Who owns your personal data?
The amount of digital data worldwide in 2020 is estimated to amount to 44 zettabytes or 44 trillion gigabytes. This number is expected to grow up to 175 ZB by 2025.¹
Meanwhile, at least 1200 petabytes, or 1.2 million gigabytes, of people’s personal data are located on Google, Facebook, Microsoft, and Amazon. The value of such data is clear to businesses: this is what brings you a competitive advantage today. For quite a long time, it wasn’t that obvious to the majority of internet users.
But the times have changed. Consumers are getting more aware of their data’s value and less willing to give it to companies for free. And it seems quite fair: if companies benefit from personal data, its owners shall get their piece of the pie. But do we own our personal data to sell it?
The ambiguity of data ownership
Data ownership is the first issue to address when speaking about the data economy.² However, the concept of data ownership is ambiguous and doesn’t fit smoothly into the current understanding of data management.
Unlike other goods, data is non-rivalrous. If you sell a car, you don’t have it anymore. When you sell data, you may still have it, just as the one you’ve sold it to. It may be an advantage: you could share it as many times as you want and not depreciate its value. But what if your data has been stolen? You still have it, but someone else too. What is your loss then? Also, keep in mind that most legal systems do not define data as an asset.³
The definition of personal data is also quite broad. Data is usually a record of some interactions. Your birth certificate says almost as much about you as it says about your parents. The value of your Facebook profile is strongly connected with who your friends are. Your Telegram chat with a friend has two equal data subjects: the friend and you. Who shall be an owner of this data? When does your personal data become personal data of someone else?
When it comes to aggregated data, some may argue that the one who collected it should also own it. In contrast, others believe that its owners are primary data subjects.
All this makes data incompatible with notions of ownership.⁴ An interesting example is how the data ownership issue has evolved in the EU within the last five years. While it was defined as a major challenge in the beginning, it has been completely dropped recently.⁵ The General Data Protection Regulation (GDPR) does not utilize this concept as well.
It’s all about control
The mere fact that the concept of ownership is hardly applied to data doesn’t mean that you, as a data subject, do not have any rights to your data. It just requires a different approach.
For example, instead of ownership rights, GDPR entitles data subjects to a set of rights over data about them.
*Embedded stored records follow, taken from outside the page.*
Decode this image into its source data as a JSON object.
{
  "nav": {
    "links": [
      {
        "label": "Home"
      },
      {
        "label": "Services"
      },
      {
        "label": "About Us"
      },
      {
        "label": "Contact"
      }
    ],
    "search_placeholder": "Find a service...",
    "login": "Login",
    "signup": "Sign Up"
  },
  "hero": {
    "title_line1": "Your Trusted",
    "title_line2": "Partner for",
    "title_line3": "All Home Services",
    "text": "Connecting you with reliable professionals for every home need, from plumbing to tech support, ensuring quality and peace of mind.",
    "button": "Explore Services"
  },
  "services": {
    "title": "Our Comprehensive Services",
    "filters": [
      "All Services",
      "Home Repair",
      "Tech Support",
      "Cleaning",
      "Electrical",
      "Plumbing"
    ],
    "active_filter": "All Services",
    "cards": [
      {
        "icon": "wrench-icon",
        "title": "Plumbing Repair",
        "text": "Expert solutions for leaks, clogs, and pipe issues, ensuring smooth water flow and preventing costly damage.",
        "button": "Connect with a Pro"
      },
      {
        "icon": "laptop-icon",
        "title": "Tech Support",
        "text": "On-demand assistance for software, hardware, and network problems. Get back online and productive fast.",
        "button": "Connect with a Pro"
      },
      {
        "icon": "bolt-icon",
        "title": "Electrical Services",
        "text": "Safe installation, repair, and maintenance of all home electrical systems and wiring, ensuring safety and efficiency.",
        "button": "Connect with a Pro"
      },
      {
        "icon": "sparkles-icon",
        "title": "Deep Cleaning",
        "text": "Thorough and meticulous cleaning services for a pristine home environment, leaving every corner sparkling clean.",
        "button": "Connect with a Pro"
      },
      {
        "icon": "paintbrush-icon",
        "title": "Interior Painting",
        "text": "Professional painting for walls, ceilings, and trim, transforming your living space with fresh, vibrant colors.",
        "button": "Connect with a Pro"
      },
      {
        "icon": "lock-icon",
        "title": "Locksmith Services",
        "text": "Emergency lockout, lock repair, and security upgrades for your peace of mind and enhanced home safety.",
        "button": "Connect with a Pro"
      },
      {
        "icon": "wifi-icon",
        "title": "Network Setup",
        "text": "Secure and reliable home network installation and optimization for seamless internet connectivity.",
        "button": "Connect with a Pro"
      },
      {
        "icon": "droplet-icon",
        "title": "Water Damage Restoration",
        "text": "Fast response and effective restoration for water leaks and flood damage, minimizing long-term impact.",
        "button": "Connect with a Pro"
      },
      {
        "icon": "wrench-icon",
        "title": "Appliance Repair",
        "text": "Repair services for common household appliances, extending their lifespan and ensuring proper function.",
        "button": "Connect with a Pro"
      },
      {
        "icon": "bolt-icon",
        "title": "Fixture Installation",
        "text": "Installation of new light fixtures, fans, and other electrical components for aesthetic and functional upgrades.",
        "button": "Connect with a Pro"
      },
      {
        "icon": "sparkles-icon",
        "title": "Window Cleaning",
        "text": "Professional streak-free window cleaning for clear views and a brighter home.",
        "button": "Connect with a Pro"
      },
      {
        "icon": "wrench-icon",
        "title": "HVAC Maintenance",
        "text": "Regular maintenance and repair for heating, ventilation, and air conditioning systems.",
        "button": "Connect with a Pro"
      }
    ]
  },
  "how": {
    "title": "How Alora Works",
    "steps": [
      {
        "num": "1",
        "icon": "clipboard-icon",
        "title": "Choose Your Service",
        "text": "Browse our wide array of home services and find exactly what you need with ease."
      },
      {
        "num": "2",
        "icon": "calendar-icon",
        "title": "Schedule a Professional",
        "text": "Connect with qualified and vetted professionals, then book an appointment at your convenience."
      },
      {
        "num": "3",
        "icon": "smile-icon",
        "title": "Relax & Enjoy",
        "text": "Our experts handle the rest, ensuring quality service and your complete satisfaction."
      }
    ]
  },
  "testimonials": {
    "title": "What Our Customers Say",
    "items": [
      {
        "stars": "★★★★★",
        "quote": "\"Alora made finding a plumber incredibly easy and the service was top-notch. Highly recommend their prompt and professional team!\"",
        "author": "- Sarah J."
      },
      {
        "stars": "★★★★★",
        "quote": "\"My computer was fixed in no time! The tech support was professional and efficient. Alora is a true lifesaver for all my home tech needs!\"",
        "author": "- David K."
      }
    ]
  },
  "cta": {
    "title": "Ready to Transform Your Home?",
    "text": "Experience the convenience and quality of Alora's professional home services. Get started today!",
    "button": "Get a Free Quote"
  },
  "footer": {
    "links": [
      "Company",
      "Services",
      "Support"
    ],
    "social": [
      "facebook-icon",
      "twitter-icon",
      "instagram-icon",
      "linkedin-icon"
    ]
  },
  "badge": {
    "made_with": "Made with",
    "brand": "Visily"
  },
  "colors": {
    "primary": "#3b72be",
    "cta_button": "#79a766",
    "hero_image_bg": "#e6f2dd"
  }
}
It includes:
- – Right of access,
- – Right to rectification (possibility to fix inaccurate data about them),
- – Right to erasure (also known as “right to be forgotten”),
- – Right to restriction of processing,
- – Right to be notified about rectification or erasure of personal data.
This set of rules allows people to have control over their personal data. It differs from how we control our tangible property and is based on a current vision of fairness and balance in terms of using data.
The distributed ledger technology community shares a similar view on data ownership as a set of rights: the right to access, to control, and to distribute data.⁶ People shall access data about them anytime, control how their data is used (which also includes “right to be forgotten”), and decide with whom to share it.
Why self-sovereign digital identity is important
No matter how good are ideas contained in the GDPR, their proper implementation requires specific managing tools. Otherwise, it’s extremely difficult to utilize some of the rights you are entitled to. How could you ask someone to erase your personal data if you don’t remember sharing it with them?
OAuth-based social logins (Google, Facebook, Twitter) partly solve this problem. But the main downside is that you give up control over your data when using it. Yes, you can choose who you are sharing your Facebook profile with and stop sharing whenever you want. Still, your profile is fully controlled and dependant on the service provider. As a result, it may end up being compromised and sold, as it happened to 267 million Facebook profiles in April 2020.⁷
Self-sovereign digital identity addresses this issue, making you the only one who controls your data. There is no additional authority above you, so you are fully responsible for what is happening to your profile. You have full access to it anytime, choose whom to show it, and, most importantly, no one could distribute or utilize it except yourself.
This is what we want the new Monetha application to become—a self-sovereign reusable digital identity powered and secured by cryptography. You control all your data in the closest way to the conventional understanding of ownership. What’s more important, you shall be the one who benefits from your data’s value, not Google, Facebook, Twitter, or any other company, including Monetha.
- “Data ownership, rights and controls: Reaching a common understanding”, Discussions at a British Academy, Royal Society and techUK seminar on 3 October 2018
- Select Committee on Artificial Intelligence, House of Lords, October 2017 http://data.parliament.uk/writtenevidence/committeeevidence.svc/evidencedocument/artificial-intelligence-committee/artificial-intelligence/oral/73547.html
- “EU Drops Data Ownership”, Artem Taranowski, February 2020 https://medium.com/data-legally/eu-drops-data-ownership-807ca597fd62
- Trust:: Data, A New Framework for Identity and Data, Thomas Hardjono, David Shrier, and Alex Pentland, 2016